Our SG&A expenses are comprised of compensation expense, which includes compensation and benefit-related expenses for our employees who are not directly involved in revenue generating activities, including those involved in our research and development activities, as well as our general operating costs. These general operating costs include, but are not limited to: rent and occupancy for our facilities, information technology infrastructure services, software licensing, advertising and marketing, third party research and development, risk insurance and professional service fees for audit, legal and other consulting services. Our SG&A expenses also include litigation expenses, severance expenses and expected credit losses.

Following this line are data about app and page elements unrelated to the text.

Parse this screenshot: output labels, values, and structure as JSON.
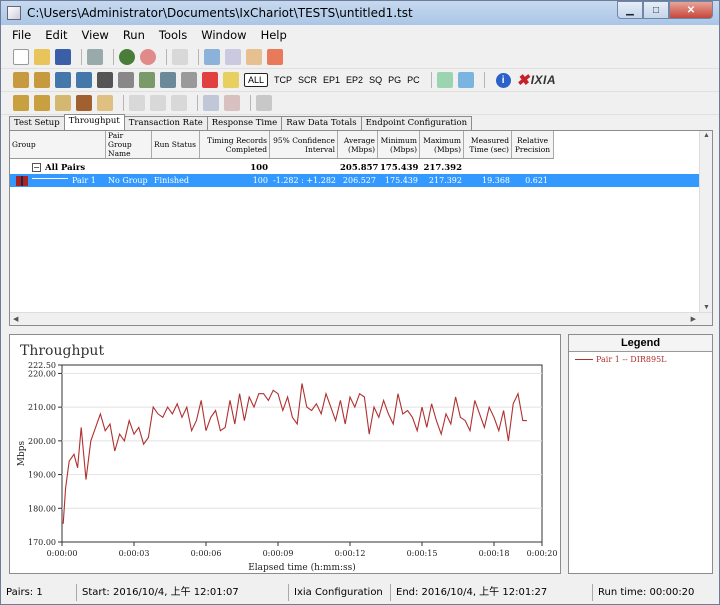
{
  "window": {
    "title": "C:\\Users\\Administrator\\Documents\\IxChariot\\TESTS\\untitled1.tst"
  },
  "menu": [
    "File",
    "Edit",
    "View",
    "Run",
    "Tools",
    "Window",
    "Help"
  ],
  "toolbar2": {
    "protocols": [
      "ALL",
      "TCP",
      "SCR",
      "EP1",
      "EP2",
      "SQ",
      "PG",
      "PC"
    ],
    "brand": "IXIA"
  },
  "tabs": [
    "Test Setup",
    "Throughput",
    "Transaction Rate",
    "Response Time",
    "Raw Data Totals",
    "Endpoint Configuration"
  ],
  "grid": {
    "headers": [
      [
        "Group"
      ],
      [
        "Pair Group",
        "Name"
      ],
      [
        "Run Status"
      ],
      [
        "Timing Records",
        "Completed"
      ],
      [
        "95% Confidence",
        "Interval"
      ],
      [
        "Average",
        "(Mbps)"
      ],
      [
        "Minimum",
        "(Mbps)"
      ],
      [
        "Maximum",
        "(Mbps)"
      ],
      [
        "Measured",
        "Time (sec)"
      ],
      [
        "Relative",
        "Precision"
      ]
    ],
    "all_pairs": {
      "expander": "−",
      "label": "All Pairs",
      "records": "100",
      "average": "205.857",
      "minimum": "175.439",
      "maximum": "217.392"
    },
    "pair1": {
      "label": "Pair 1",
      "group": "No Group",
      "status": "Finished",
      "records": "100",
      "ci": "-1.282 : +1.282",
      "average": "206.527",
      "minimum": "175.439",
      "maximum": "217.392",
      "time": "19.368",
      "precision": "0.621"
    }
  },
  "chart_title": "Throughput",
  "legend": {
    "title": "Legend",
    "entries": [
      "Pair 1 -- DIR895L"
    ]
  },
  "chart_data": {
    "type": "line",
    "xlabel": "Elapsed time (h:mm:ss)",
    "ylabel": "Mbps",
    "xlim": [
      0,
      20
    ],
    "ylim": [
      170,
      222.5
    ],
    "y_ticks": [
      "222.50",
      "220.00",
      "210.00",
      "200.00",
      "190.00",
      "180.00",
      "170.00"
    ],
    "y_tick_values": [
      222.5,
      220,
      210,
      200,
      190,
      180,
      170
    ],
    "x_ticks": [
      "0:00:00",
      "0:00:03",
      "0:00:06",
      "0:00:09",
      "0:00:12",
      "0:00:15",
      "0:00:18",
      "0:00:20"
    ],
    "x_tick_values": [
      0,
      3,
      6,
      9,
      12,
      15,
      18,
      20
    ],
    "series": [
      {
        "name": "Pair 1 -- DIR895L",
        "color": "#b03030",
        "x": [
          0.05,
          0.15,
          0.3,
          0.5,
          0.65,
          0.8,
          1.0,
          1.2,
          1.4,
          1.6,
          1.8,
          2.0,
          2.2,
          2.4,
          2.6,
          2.8,
          3.0,
          3.2,
          3.4,
          3.6,
          3.8,
          4.0,
          4.2,
          4.4,
          4.6,
          4.8,
          5.0,
          5.2,
          5.4,
          5.6,
          5.8,
          6.0,
          6.2,
          6.4,
          6.6,
          6.8,
          7.0,
          7.2,
          7.4,
          7.6,
          7.8,
          8.0,
          8.2,
          8.4,
          8.6,
          8.8,
          9.0,
          9.2,
          9.4,
          9.6,
          9.8,
          10.0,
          10.2,
          10.4,
          10.6,
          10.8,
          11.0,
          11.2,
          11.4,
          11.6,
          11.8,
          12.0,
          12.2,
          12.4,
          12.6,
          12.8,
          13.0,
          13.2,
          13.4,
          13.6,
          13.8,
          14.0,
          14.2,
          14.4,
          14.6,
          14.8,
          15.0,
          15.2,
          15.4,
          15.6,
          15.8,
          16.0,
          16.2,
          16.4,
          16.6,
          16.8,
          17.0,
          17.2,
          17.4,
          17.6,
          17.8,
          18.0,
          18.2,
          18.4,
          18.6,
          18.8,
          19.0,
          19.2,
          19.37
        ],
        "y": [
          175.4,
          186,
          194,
          196,
          192,
          204,
          188.5,
          200,
          204,
          208,
          203,
          205,
          197,
          202,
          200,
          206,
          202,
          204,
          199,
          201,
          210,
          208,
          207,
          210,
          208,
          211,
          207,
          210,
          203,
          206,
          212,
          203,
          207,
          209,
          203,
          204,
          212,
          205,
          214,
          206,
          213,
          210,
          214,
          214,
          212,
          215,
          214,
          209,
          213,
          207,
          205,
          217,
          210,
          209,
          211,
          208,
          214,
          210,
          206,
          212,
          205,
          213,
          210,
          214,
          213,
          202,
          210,
          207,
          212,
          208,
          205,
          214,
          208,
          209,
          207,
          203,
          210,
          204,
          211,
          206,
          202,
          208,
          205,
          213,
          207,
          206,
          203,
          212,
          208,
          204,
          210,
          207,
          203,
          209,
          200,
          211,
          214,
          206,
          206
        ]
      }
    ]
  },
  "status": {
    "pairs": "Pairs: 1",
    "start": "Start: 2016/10/4, 上午 12:01:07",
    "config": "Ixia Configuration",
    "end": "End: 2016/10/4, 上午 12:01:27",
    "runtime": "Run time: 00:00:20"
  }
}
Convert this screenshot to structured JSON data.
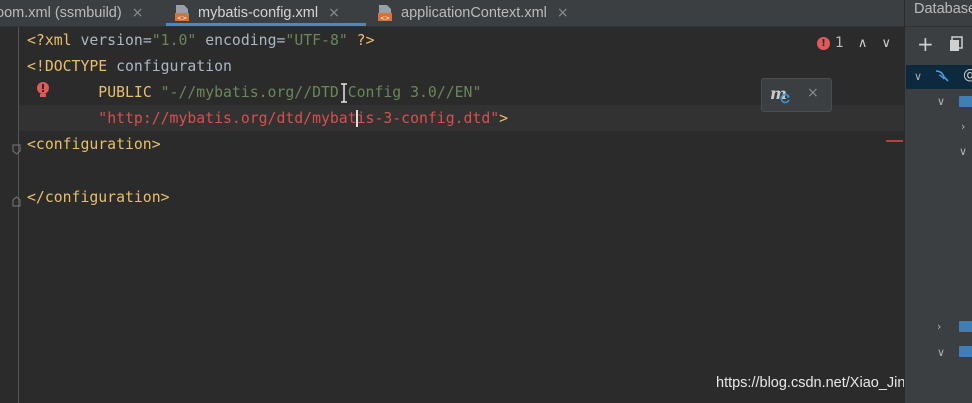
{
  "tabs": [
    {
      "label": "pom.xml (ssmbuild)",
      "visible_label": "oom.xml (ssmbuild)",
      "active": false
    },
    {
      "label": "mybatis-config.xml",
      "active": true
    },
    {
      "label": "applicationContext.xml",
      "active": false
    }
  ],
  "tab_close_glyph": "×",
  "code": {
    "line1": {
      "open": "<?xml",
      "attr1": " version",
      "eq1": "=",
      "val1": "\"1.0\"",
      "attr2": " encoding",
      "eq2": "=",
      "val2": "\"UTF-8\"",
      "close": " ?>"
    },
    "line2": {
      "open": "<!DOCTYPE",
      "name": " configuration"
    },
    "line3": {
      "indent": "        ",
      "public": "PUBLIC",
      "sp": " ",
      "value": "\"-//mybatis.org//DTD Config 3.0//EN\""
    },
    "line4": {
      "indent": "        ",
      "url": "\"http://mybatis.org/dtd/mybatis-3-config.dtd\"",
      "close": ">"
    },
    "line5": "<configuration>",
    "line7": "</configuration>"
  },
  "inspection": {
    "error_count": "1",
    "up": "∧",
    "down": "∨"
  },
  "maven_popup": {
    "icon_letter": "m",
    "close": "×"
  },
  "db_panel": {
    "title": "Database",
    "add": "+",
    "root_label": "@"
  },
  "watermark": "https://blog.csdn.net/Xiao_Jin_Ling",
  "colors": {
    "editor_bg": "#2b2b2b",
    "tag": "#e8bf6a",
    "string": "#6a8759",
    "url": "#d94f4f",
    "keyword": "#cc7832",
    "accent": "#4a88c7",
    "error": "#e05a5a"
  }
}
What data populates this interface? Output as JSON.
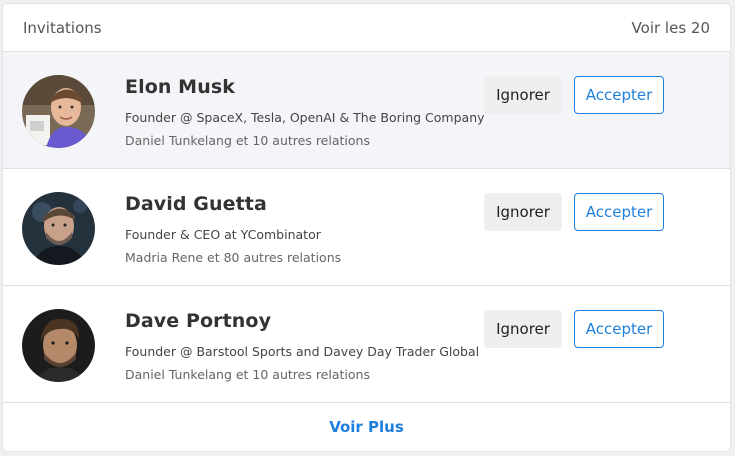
{
  "header": {
    "title": "Invitations",
    "see_all": "Voir les 20"
  },
  "invitations": [
    {
      "name": "Elon Musk",
      "headline": "Founder @ SpaceX, Tesla, OpenAI & The Boring Company",
      "mutual": "Daniel Tunkelang et 10 autres relations",
      "ignore_label": "Ignorer",
      "accept_label": "Accepter"
    },
    {
      "name": "David Guetta",
      "headline": "Founder & CEO at YCombinator",
      "mutual": "Madria Rene et 80 autres relations",
      "ignore_label": "Ignorer",
      "accept_label": "Accepter"
    },
    {
      "name": "Dave Portnoy",
      "headline": "Founder @ Barstool Sports and Davey Day Trader Global",
      "mutual": "Daniel Tunkelang et 10 autres relations",
      "ignore_label": "Ignorer",
      "accept_label": "Accepter"
    }
  ],
  "footer": {
    "more_label": "Voir Plus"
  },
  "colors": {
    "accent": "#1f7fdc",
    "highlight_row": "#f4f5f8",
    "ignore_bg": "#efefef"
  }
}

During the second half of 2023, in an effort to streamline operations and gain efficiencies, we implemented several cost reduction initiatives, including consolidation of our Tracer Diagnostics operations, consolidation of Repeat’s manufacturing footprint in Mexico, restructuring of certain U.S. and international operations, and the elimination of various support positions. As a result of these efforts, we expect to realize annualized cost savings of approximately $4.0 million, which we began to realize a majority of these benefits starting in the fourth quarter of 2023.

The percentage of our operating costs denominated in Canadian dollars (including cost of sales and SG&A expenses but excluding depreciation and amortization expense) approximated 28% and 27%, for the years ended December 31, 2023 and 2022, respectively.

Results of Operations

The following tables summarize our results of operations and gross margins for the years ended December 31, 2023 and 2022, and present revenue by geographic area for the years then ended.

Year Ended December 31,

Variance

2023

2022

$

%

Revenues

Product sales

$

100,447

$

105,859

$

(5,412)

(5.1)

%

Services

42,024

49,773

(7,749)

(15.6)

%

Total revenues

142,471

155,632

(13,161)

(8.5)

%

Cost of sales

Cost of product sales, exclusive of depreciation
    and amortization expense shown below